* [What to work on]: Set down all the data again. Change nothing.

Entries taken from a collection:
┄┄┄┄┄┄┄┄┄┄┄┄┄┄┄┄┄┄┄┄
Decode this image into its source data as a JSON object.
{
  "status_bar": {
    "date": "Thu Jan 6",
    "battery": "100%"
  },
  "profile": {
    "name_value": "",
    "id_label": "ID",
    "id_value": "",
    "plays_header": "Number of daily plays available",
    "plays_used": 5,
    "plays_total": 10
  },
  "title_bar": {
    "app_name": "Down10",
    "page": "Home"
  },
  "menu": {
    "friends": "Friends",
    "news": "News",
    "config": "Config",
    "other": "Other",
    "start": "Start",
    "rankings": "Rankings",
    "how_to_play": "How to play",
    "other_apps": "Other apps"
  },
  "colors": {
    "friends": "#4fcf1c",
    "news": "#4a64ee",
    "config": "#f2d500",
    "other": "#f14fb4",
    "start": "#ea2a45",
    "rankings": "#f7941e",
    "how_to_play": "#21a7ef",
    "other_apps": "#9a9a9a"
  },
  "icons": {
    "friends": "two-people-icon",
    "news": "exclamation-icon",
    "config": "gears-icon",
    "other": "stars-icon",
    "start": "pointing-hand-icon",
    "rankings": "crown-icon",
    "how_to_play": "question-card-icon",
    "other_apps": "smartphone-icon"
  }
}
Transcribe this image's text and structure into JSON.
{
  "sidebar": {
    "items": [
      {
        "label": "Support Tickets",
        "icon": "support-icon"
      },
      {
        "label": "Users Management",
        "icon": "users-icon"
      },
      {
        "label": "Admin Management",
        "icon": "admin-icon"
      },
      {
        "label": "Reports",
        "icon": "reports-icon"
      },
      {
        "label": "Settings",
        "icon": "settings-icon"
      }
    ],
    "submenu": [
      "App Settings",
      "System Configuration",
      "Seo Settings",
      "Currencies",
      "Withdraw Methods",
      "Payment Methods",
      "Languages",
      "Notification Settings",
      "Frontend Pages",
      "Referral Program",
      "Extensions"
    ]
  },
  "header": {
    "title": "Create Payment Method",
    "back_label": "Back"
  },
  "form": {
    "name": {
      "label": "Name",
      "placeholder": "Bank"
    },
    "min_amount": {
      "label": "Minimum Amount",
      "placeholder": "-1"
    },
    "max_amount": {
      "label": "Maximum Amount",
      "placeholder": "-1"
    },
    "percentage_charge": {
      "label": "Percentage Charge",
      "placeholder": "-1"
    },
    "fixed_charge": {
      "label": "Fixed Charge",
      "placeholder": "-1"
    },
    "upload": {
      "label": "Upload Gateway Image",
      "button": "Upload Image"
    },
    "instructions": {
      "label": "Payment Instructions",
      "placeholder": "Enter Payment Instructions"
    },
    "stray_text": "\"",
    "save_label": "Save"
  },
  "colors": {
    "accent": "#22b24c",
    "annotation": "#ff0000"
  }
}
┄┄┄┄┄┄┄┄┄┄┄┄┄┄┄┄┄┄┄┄
* [Output of the exercise]:
Decode this image into its source data as a JSON object.
{
  "status_bar": {
    "date": "Thu Jan 6",
    "battery": "100%"
  },
  "profile": {
    "name_value": "",
    "id_label": "ID",
    "id_value": "",
    "plays_header": "Number of daily plays available",
    "plays_used": 5,
    "plays_total": 10
  },
  "title_bar": {
    "app_name": "Down10",
    "page": "Home"
  },
  "menu": {
    "friends": "Friends",
    "news": "News",
    "config": "Config",
    "other": "Other",
    "start": "Start",
    "rankings": "Rankings",
    "how_to_play": "How to play",
    "other_apps": "Other apps"
  },
  "colors": {
    "friends": "#4fcf1c",
    "news": "#4a64ee",
    "config": "#f2d500",
    "other": "#f14fb4",
    "start": "#ea2a45",
    "rankings": "#f7941e",
    "how_to_play": "#21a7ef",
    "other_apps": "#9a9a9a"
  },
  "icons": {
    "friends": "two-people-icon",
    "news": "exclamation-icon",
    "config": "gears-icon",
    "other": "stars-icon",
    "start": "pointing-hand-icon",
    "rankings": "crown-icon",
    "how_to_play": "question-card-icon",
    "other_apps": "smartphone-icon"
  }
}
Transcribe this image's text and structure into JSON.
{
  "sidebar": {
    "items": [
      {
        "label": "Support Tickets",
        "icon": "support-icon"
      },
      {
        "label": "Users Management",
        "icon": "users-icon"
      },
      {
        "label": "Admin Management",
        "icon": "admin-icon"
      },
      {
        "label": "Reports",
        "icon": "reports-icon"
      },
      {
        "label": "Settings",
        "icon": "settings-icon"
      }
    ],
    "submenu": [
      "App Settings",
      "System Configuration",
      "Seo Settings",
      "Currencies",
      "Withdraw Methods",
      "Payment Methods",
      "Languages",
      "Notification Settings",
      "Frontend Pages",
      "Referral Program",
      "Extensions"
    ]
  },
  "header": {
    "title": "Create Payment Method",
    "back_label": "Back"
  },
  "form": {
    "name": {
      "label": "Name",
      "placeholder": "Bank"
    },
    "min_amount": {
      "label": "Minimum Amount",
      "placeholder": "-1"
    },
    "max_amount": {
      "label": "Maximum Amount",
      "placeholder": "-1"
    },
    "percentage_charge": {
      "label": "Percentage Charge",
      "placeholder": "-1"
    },
    "fixed_charge": {
      "label": "Fixed Charge",
      "placeholder": "-1"
    },
    "upload": {
      "label": "Upload Gateway Image",
      "button": "Upload Image"
    },
    "instructions": {
      "label": "Payment Instructions",
      "placeholder": "Enter Payment Instructions"
    },
    "stray_text": "\"",
    "save_label": "Save"
  },
  "colors": {
    "accent": "#22b24c",
    "annotation": "#ff0000"
  }
}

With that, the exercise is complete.